The absence of your mortality not only removes your fear of the absolute end, but it seems to have cleared away the worries and emotions that encumber transient beings. You have a clarity about your purpose that I, for one, could never achieve because my feelings invariably complicate matters.
–Dak’kon, the githzerai
This is likely the final book that TSR will release based on its Dungeons and Dragons Planescape role-playing setting. The reason I say that is due to the fact that they canned the setting last year, and from the few rumors I’ve heard are bound and determined to sweep it under the mat. I view that as a shame, because I was a big fan of Planescape.
The setting is the Multiverse. Every world, everywhere that we view as “normal” (at least for a fantasy setting) is set in the Prime Material plane. This is where TSR has their Forgotten Realms, their Greyhawk, and their Dragonlance worlds placed. However, the Multiverse also holds the Inner planes, which have realities defined by the four classical elements and a combination of each, and the Outer planes, realities defined by belief and morality. Order and Chaos, Good and Evil aren’t just concepts on the Outer planes-they’re ways of life. And in the center of it all (although characters of the setting would laugh at the idea of a place being at the center of it all), is a city called Sigil. This is where devils and demons can be walking down the same street as angels and not get into mortal combat-although neither group is friendly to the others. Sigil is unique because every door, every window, every arch, every bounded space could be a portal to somewhere else…if you have a key. There are a large number of Factions that would like to claim they rule this city, but the real power is the Lady of Pain-an enigmatic being who controls the portals, and bars gods from entering-yet she is not a god herself (at least, that’s the theory).
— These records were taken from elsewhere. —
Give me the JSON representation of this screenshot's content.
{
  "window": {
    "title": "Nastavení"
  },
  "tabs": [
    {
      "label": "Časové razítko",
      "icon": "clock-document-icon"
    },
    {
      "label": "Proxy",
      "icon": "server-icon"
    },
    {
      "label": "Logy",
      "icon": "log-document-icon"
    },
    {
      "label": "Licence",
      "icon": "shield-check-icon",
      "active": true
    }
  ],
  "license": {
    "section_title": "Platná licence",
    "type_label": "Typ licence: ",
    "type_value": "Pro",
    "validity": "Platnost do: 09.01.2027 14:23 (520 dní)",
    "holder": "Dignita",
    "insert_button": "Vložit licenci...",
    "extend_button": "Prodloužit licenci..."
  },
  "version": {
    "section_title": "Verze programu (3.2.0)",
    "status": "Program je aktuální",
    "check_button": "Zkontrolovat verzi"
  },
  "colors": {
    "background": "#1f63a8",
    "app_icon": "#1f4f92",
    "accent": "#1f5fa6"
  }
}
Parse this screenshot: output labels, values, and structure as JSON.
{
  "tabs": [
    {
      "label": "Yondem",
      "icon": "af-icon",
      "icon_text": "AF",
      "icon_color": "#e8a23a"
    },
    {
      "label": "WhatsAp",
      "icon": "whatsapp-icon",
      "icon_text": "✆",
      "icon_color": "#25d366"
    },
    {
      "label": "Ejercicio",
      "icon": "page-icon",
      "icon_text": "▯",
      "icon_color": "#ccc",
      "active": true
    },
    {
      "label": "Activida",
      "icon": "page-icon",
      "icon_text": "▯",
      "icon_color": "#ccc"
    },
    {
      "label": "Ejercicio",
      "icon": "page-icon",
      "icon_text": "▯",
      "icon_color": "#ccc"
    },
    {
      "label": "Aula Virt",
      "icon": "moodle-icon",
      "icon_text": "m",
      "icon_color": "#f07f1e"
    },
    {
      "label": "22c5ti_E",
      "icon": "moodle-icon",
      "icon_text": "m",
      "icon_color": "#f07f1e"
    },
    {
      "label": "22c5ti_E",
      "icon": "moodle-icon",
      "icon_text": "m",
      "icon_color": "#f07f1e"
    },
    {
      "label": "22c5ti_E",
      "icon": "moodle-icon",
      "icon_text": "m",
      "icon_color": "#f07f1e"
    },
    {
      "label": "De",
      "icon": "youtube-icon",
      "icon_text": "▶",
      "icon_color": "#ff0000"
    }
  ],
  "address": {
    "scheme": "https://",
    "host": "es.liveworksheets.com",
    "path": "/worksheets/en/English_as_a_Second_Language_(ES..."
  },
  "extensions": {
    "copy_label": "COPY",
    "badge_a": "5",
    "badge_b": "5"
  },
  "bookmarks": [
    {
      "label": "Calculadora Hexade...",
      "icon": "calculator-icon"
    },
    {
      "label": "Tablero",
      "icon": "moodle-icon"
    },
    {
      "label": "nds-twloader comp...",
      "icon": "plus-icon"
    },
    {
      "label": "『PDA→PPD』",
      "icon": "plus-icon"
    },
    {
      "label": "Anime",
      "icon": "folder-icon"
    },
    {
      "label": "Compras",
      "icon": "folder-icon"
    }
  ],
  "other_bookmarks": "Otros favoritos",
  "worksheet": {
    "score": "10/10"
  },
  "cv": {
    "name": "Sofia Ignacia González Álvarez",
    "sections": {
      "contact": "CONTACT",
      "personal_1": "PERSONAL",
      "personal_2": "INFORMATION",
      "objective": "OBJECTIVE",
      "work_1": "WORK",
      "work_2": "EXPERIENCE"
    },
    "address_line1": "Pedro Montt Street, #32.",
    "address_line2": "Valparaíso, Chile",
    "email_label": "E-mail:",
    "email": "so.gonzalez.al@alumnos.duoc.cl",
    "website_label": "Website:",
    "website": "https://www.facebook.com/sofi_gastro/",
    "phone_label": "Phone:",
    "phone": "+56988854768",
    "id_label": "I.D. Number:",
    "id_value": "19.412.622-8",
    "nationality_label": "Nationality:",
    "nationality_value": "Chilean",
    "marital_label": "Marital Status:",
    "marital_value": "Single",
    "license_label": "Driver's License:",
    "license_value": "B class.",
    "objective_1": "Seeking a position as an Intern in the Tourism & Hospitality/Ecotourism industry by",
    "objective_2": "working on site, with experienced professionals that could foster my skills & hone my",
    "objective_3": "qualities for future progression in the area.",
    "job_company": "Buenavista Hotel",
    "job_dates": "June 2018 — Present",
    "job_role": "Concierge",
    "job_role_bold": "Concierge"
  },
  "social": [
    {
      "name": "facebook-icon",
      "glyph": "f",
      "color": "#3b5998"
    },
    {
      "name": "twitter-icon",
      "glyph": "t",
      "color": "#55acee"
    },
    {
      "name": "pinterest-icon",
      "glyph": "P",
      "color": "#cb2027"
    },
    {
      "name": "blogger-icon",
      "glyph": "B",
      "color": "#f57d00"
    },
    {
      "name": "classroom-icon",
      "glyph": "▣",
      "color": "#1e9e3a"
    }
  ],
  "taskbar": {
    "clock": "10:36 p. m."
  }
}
Planescape books have really gotten mixed reviews from the role-playing community. The Blood Wars trilogy wasn’t worth the paper it was printed on (I’m not going to review those-my review could be summed up in three words-“Don’t get them”-even if somebody’s giving them to you for free), and Pages of Pain was…well, interesting. I’m not reviewing that either, unless there’s requests for it. Others have probably beaten me to it, though, and you’d be better off reading those reviews. So it was with some concern that I picked up Torment.
Torment is based on a computer game of the same name. However, it has about as much in common with the game as the movie The Lost World had to do with Michael Crichton’s book of the same name. The names of the characters are the same and perhaps the basic plot, but that might be it. So if you’ve played the game, don’t expect the book just to be a recitation of the game. I’m not going to point out the differences, since I review books, not games.
The protagonist is a rather unique individual in a city of unique individuals. He wakes up in the Mortuary, where the folk of Sigil bring all the dead bodies. He has no idea of his name, where he is, how he got here, and such. His sole companion is a floating skull with attitude (at least to start with). He does discover quickly, however, that he is an immortal. He can die-but he doesn’t stay that way. His mind, however, seems to take a beating when he does. The story goes along as he tries to piece together who he is, how he became immortal-and why he’s wanted by the Harmonium, the city’s equivalent of the cops.
The cast of supporting characters are interesting, although we really don’t get to know them too much (I’ll address why I think so in a moment).. Dak’kon is probably the most fleshed out of the group, as a humanoid githzerai, and an exile from his people and his Faction. Morte, the floating skull, remains a mystery throughout the book, and Annah the fiendling is just kind of there. I really want to say this was a great book…but I can’t.
The reason: the pacing. To be completely honest, the book seemed rushed. I suspect this is because the authors tried to hit all the major points of the computer game-and it was a pretty long and involved game. To put all that into a single paperback novel likely required some patchwork. To add insult to injury, it did leave room to write a follow up novel-which will probably never happen, since TSR is scrapping Planescape. (It makes me wonder if the novelization of Balder’s Gate read like this. Hmm, maybe another review brewing….)
If fans of the Planescape RPG are hoping Torment will get the line resurrected, then they’d better think again. Of course, reviews of the computer game are much kinder than this review, which might do the job. If you’re given a choice between buying the book or the game, and all other things being equal…go with the game. It has far more depth to it. If you’re looking for a great Planescape book…better go with Pages of Pain.